October 6, 2015
Know Your Risk: Vigilance is Power When it Comes to Breast Cancer
Celebrities such as Angelina Jolie, Hoda Kotb and Giuliana Rancic have garnered attention in recent years not for their work in front of the cameras, but for their very personal decisions to undergo preventive double mastectomies.
These women are just a few of the thousands of high-risk patients who choose to remove both breasts as a preventive step in the fight against breast cancer.
For those who don’t want to go to such extreme measures but are at an elevated risk for developing breast cancer, there are other options available.
The comprehensive High Risk Breast Program at Kauai Medical Clinic is one such option.

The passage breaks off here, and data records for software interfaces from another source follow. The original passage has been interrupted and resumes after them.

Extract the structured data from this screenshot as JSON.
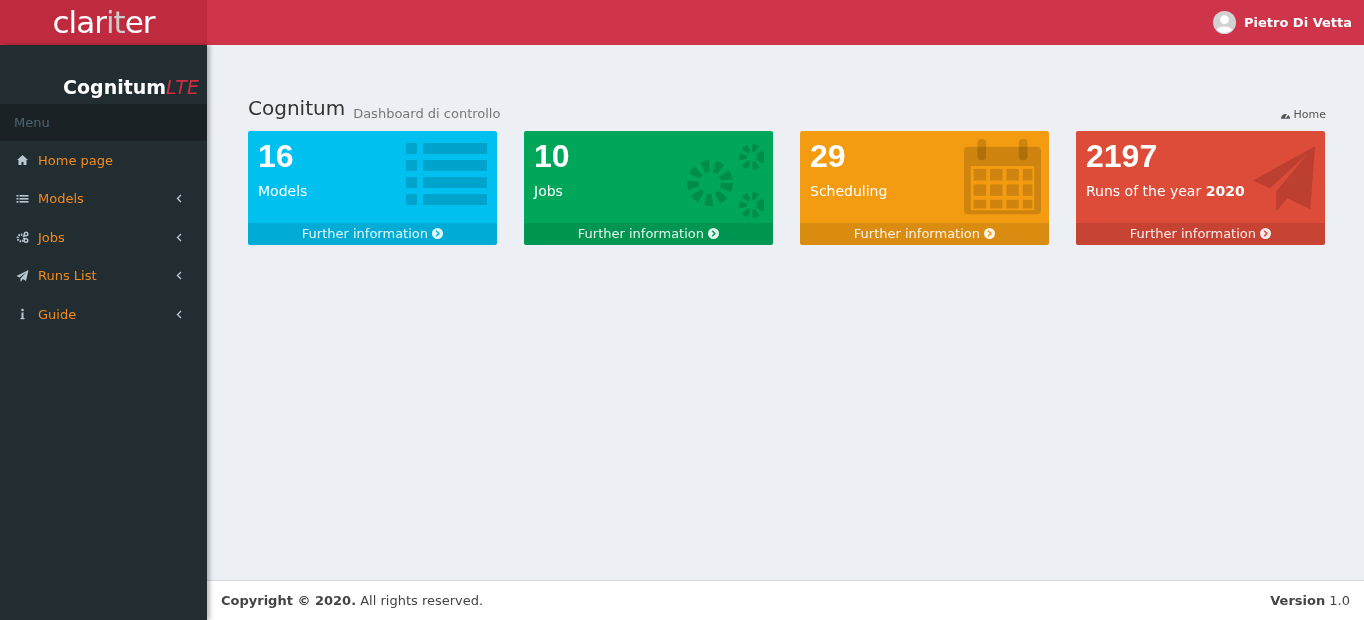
{
  "logo": {
    "parts": [
      {
        "text": "clar",
        "accent": false
      },
      {
        "text": "it",
        "accent": true
      },
      {
        "text": "er",
        "accent": false
      }
    ]
  },
  "user": {
    "name": "Pietro Di Vetta"
  },
  "sidebar": {
    "brand": {
      "name": "Cognitum",
      "suffix": "LTE"
    },
    "header": "Menu",
    "items": [
      {
        "label": "Home page",
        "has_submenu": false
      },
      {
        "label": "Models",
        "has_submenu": true
      },
      {
        "label": "Jobs",
        "has_submenu": true
      },
      {
        "label": "Runs List",
        "has_submenu": true
      },
      {
        "label": "Guide",
        "has_submenu": true
      }
    ]
  },
  "page": {
    "title": "Cognitum",
    "subtitle": "Dashboard di controllo",
    "breadcrumb": "Home"
  },
  "cards": [
    {
      "value": "16",
      "label": "Models",
      "link": "Further information",
      "color": "#00c0ef"
    },
    {
      "value": "10",
      "label": "Jobs",
      "link": "Further information",
      "color": "#00a65a"
    },
    {
      "value": "29",
      "label": "Scheduling",
      "link": "Further information",
      "color": "#f39c12"
    },
    {
      "value": "2197",
      "label": "Runs of the year **2020**",
      "link": "Further information",
      "color": "#dd4b39"
    }
  ],
  "footer": {
    "copyright": "**Copyright © 2020.** All rights reserved.",
    "version": "**Version** 1.0"
  }
}
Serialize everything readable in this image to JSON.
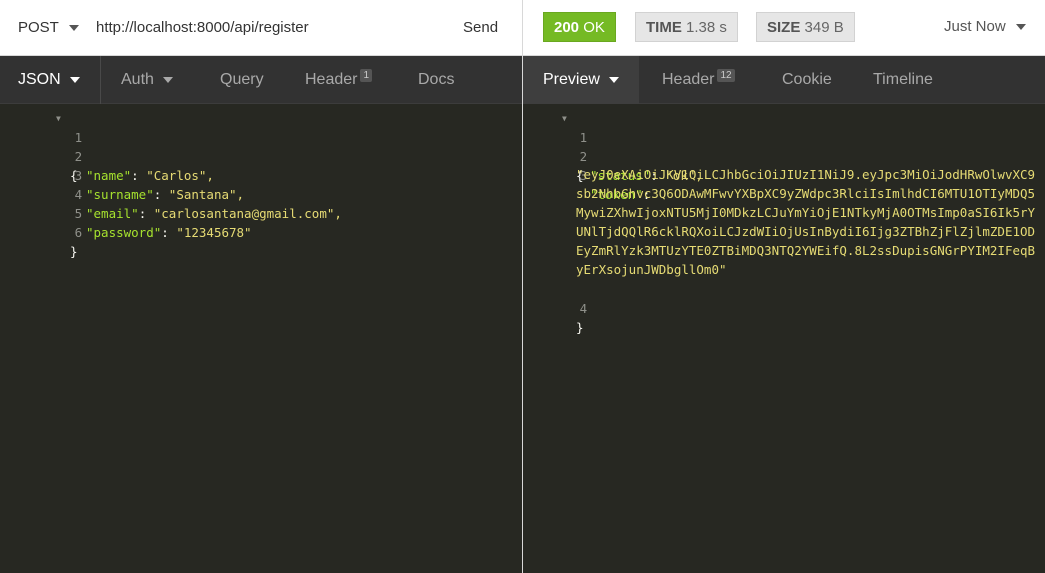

The program is set up for women who have never had breast cancer but are at higher risk than average for developing breast cancer due to:
- A strong family history of breast cancer.
- Having had a breast biopsy showing atypical cells.
- Having had radiation therapy to the chest at a younger age (usually to treat a type of lymphoma).
“For women who have a calculated higher-than-average risk of breast cancer, the goal of the program is to offer closer surveillance and more education so that should someone in the program get diagnosed with cancer, we will have diagnosed it at the earliest possible moment – when it's curable,” says Sandi Fabian, ANP-BC, board-certified adult nurse practitioner and director of the Kauai Medical Clinic program.
Currently, there are close to 200 women enrolled in the program on Kauai. One such patient, Mary Williamson, was referred to the program due to several risk factors, including being a cancer survivor.
“I did not have breast cancer, but the treatment for my cancer included radiation to the chest. That, plus several other risk factors, made me a good candidate to join the program,” says Williamson, who previously worked for the American Cancer Society.
“My doctor recommended that I participate in the High Risk Breast Program since several women in my immediate family as well as extended family have had and even died from breast cancer,” says Minde Hine, Williamson’s friend and fellow participant in the program.
“I wasn’t sure that participating in the program was all that important. However, I am very glad I chose to participate and have been in the program for probably 10 years or more,” Hine says.
The program, which also is available at Kapiolani Medical Center for Women & Children, provides surveillance every six to 12 months, as well as:
- Education on self-breast exams
- In-depth discussion about breast imaging options
- Genetic counseling and referral to a genetics counselor for testing if needed
- Steps to manage and help lower breast cancer risk
- Collaboration with the patient’s primary care physician, radiologist, surgeon and oncologist
“For me, the program eases the burden of ongoing vigilance,” Williamson explains. “Sandi and her staff organize the scheduling of two clinic visits per year, an annual mammogram (3-D breast tomosynthesis) and referrals within the Hawaii Pacific Health system to additional annual imaging, such as Breast MRI at Kapiolani or the new AWBUS (automated whole breast ultrasound) at Pali Momi.”
“The staff of the High Risk Breast Program help me to be vigilant by ensuring I have scheduled mammograms, keeping me informed about the latest technology in imaging, BRAC 1 testing, and other protocols based on my risk level,” adds Hine. “I feel confident that should I be diagnosed with cancer in the future, we would be able to catch it at an early stage, increasing my chances of surviving. I would recommend the program to anyone with a history of breast cancer in her family.”
“High-risk women should keep up with their three-part screening – self-exam, clinical screening and mammography – in order to catch the disease early, when it is most treatable and survivable,” Williamson says. “Better to find a grain of rice than wait for a kukui nut!”